Herman Montgomery testified that sometime after he retired at 11:30 p.m. on the evening of April 6, 1970, the defendant came to the cabin where the deceased Elisio Sanchez, Jr. and Herman Montgomery lived. He awakened Montgomery and inquired for Sanchez. Montgomery told him Sanchez was not home, but defendant was at liberty to wait for him. Montgomery then went back to bed and was awakened when Sanchez arrived home, came into the bedroom and sat down on his bed and commenced taking off his shoes. Montgomery asked him if defendant Monty Knight was still in the house, and told Sanchez that Knight wanted to see him. Sanchez left the bedroom and Montgomery went back to sleep. Very shortly thereafter Montgomery was again awakened by what he described as "three pops." Just then Sanchez ran into the bedroom, screaming "Monty shot me, Monty shot me," threw himself half on the bed and half on the floor, and there expired. There was evidence that the bullets found in the deceased's body came from the hand gun defendant had borrowed from the friend the previous evening, although the gun itself was never produced in court.

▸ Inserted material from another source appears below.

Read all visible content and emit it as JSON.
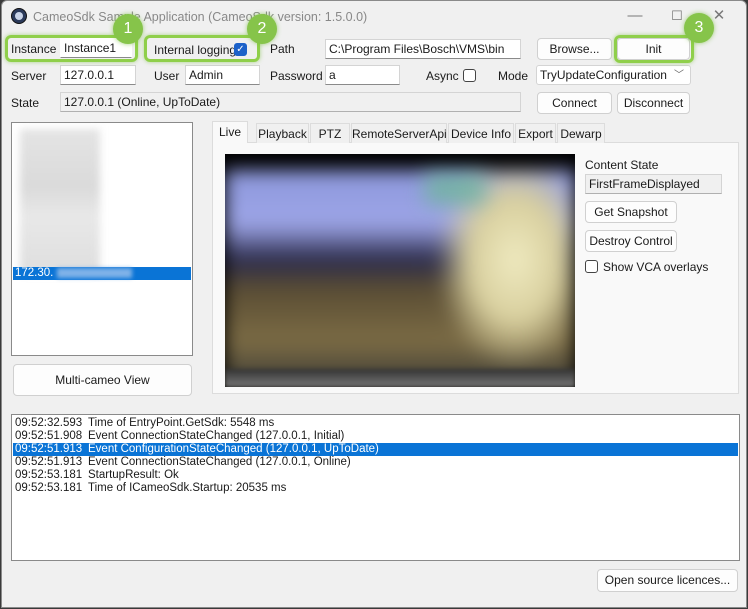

At the close of the state's case the defendant moved for a directed verdict (which we have considered to be a motion for a judgment of acquittal) on the ground that the defendant had not been identified. The court summarily denied the motion. Defendant assigns this as error. There was evidence that the defendant was present in the cabin where the killing occurred just prior to the shooting and that the victim declared that it was, in fact, the defendant who had shot him. Thus there was ample evidence to identify defendant as the killer and the court correctly denied the motion. Had there been error, it was waived by defendant's subsequent election to present evidence and, in addition, defendant's motion was not renewed at the close of defendant's case. State v. Gardner, 231 Or. 193, 372 P.2d 783 (1962).
Defendant presented a defense witness, Brotton, and then attempted to impeach him without having complied with ORS 45.610 which specifically provides that the prior inconsistent statements to be used for impeachment
"* * * be related to him [the witness], with the circumstances of times, places and persons present, and he shall be asked whether he made the statements, and if so, allowed to explain them. * * *"
The defendant excepted to and assigned as error the court having given the following instruction:
"* * * The state need not prove the exact date alleged in the indictment, but it must prove that it occurred prior to the date the indictment charges, April 14, 1970."
Defendant contends since his defense was alibi, it was unfair to allege one date in the indictment and allow proof of a different date. The assignment is without merit. The Oregon Supreme Court in State v. Jackson, 221 Or. 315, 325-26, 351 P.2d 439 (1960), said of an instruction identical in substance to that complained of here:
"* * * The instruction on time of offense was not erroneous nor did it contradict the instruction on alibi. A defendant in a criminal proceeding can not make time a material element by a defense of alibi. The precise objection which defendant raises here was considered in State v. Goddard, (1914) 69 Or. 73, 133 P. 90, 138 P. 243, Ann Cas 1916A 146, and rejected. Also see State v. Poole, (1939) 161 Or. 481, 90 P.2d 472; State v. Delaplain, (1930) 132 Or. 627, 287 P. 681; State v. Eggleston, (1904) 45 Or. 346, 77 P. 738. * * *"